*** Opening of DATA FOR THE TASK ***

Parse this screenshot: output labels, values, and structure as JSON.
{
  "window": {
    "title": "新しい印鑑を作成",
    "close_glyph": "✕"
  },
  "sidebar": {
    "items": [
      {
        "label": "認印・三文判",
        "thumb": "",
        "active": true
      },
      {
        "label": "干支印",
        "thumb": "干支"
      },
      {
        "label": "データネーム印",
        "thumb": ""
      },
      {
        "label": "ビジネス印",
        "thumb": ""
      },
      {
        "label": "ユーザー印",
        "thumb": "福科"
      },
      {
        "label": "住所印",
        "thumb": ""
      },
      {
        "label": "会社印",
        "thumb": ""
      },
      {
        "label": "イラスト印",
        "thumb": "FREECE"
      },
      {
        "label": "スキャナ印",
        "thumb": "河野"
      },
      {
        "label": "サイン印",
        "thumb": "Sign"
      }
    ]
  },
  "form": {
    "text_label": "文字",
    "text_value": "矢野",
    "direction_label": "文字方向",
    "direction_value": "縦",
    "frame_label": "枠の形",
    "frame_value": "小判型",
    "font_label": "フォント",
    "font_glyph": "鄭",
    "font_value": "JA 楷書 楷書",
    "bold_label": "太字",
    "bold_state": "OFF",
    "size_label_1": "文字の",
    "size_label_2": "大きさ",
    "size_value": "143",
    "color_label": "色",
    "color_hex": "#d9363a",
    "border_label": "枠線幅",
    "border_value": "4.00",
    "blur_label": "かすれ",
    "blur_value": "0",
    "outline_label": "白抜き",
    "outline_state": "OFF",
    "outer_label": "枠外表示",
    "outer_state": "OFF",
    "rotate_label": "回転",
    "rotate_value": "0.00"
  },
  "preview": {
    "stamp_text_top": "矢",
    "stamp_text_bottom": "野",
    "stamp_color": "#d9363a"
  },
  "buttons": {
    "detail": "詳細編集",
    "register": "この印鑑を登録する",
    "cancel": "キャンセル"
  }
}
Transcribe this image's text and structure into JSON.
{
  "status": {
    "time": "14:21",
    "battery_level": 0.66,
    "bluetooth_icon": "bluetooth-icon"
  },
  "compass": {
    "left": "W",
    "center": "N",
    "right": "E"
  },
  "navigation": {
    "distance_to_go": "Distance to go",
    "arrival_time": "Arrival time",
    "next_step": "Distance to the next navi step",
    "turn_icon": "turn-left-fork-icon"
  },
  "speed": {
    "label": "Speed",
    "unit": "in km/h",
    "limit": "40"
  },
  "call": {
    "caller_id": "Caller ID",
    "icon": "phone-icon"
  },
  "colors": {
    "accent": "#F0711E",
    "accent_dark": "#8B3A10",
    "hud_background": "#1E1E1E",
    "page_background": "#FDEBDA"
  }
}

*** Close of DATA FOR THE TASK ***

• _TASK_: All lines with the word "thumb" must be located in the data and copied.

• _ANSWER_:
        "thumb": "",
        "thumb": "干支"
        "thumb": ""
        "thumb": ""
        "thumb": "福科"
        "thumb": ""
        "thumb": ""
        "thumb": "FREECE"
        "thumb": "河野"
        "thumb": "Sign"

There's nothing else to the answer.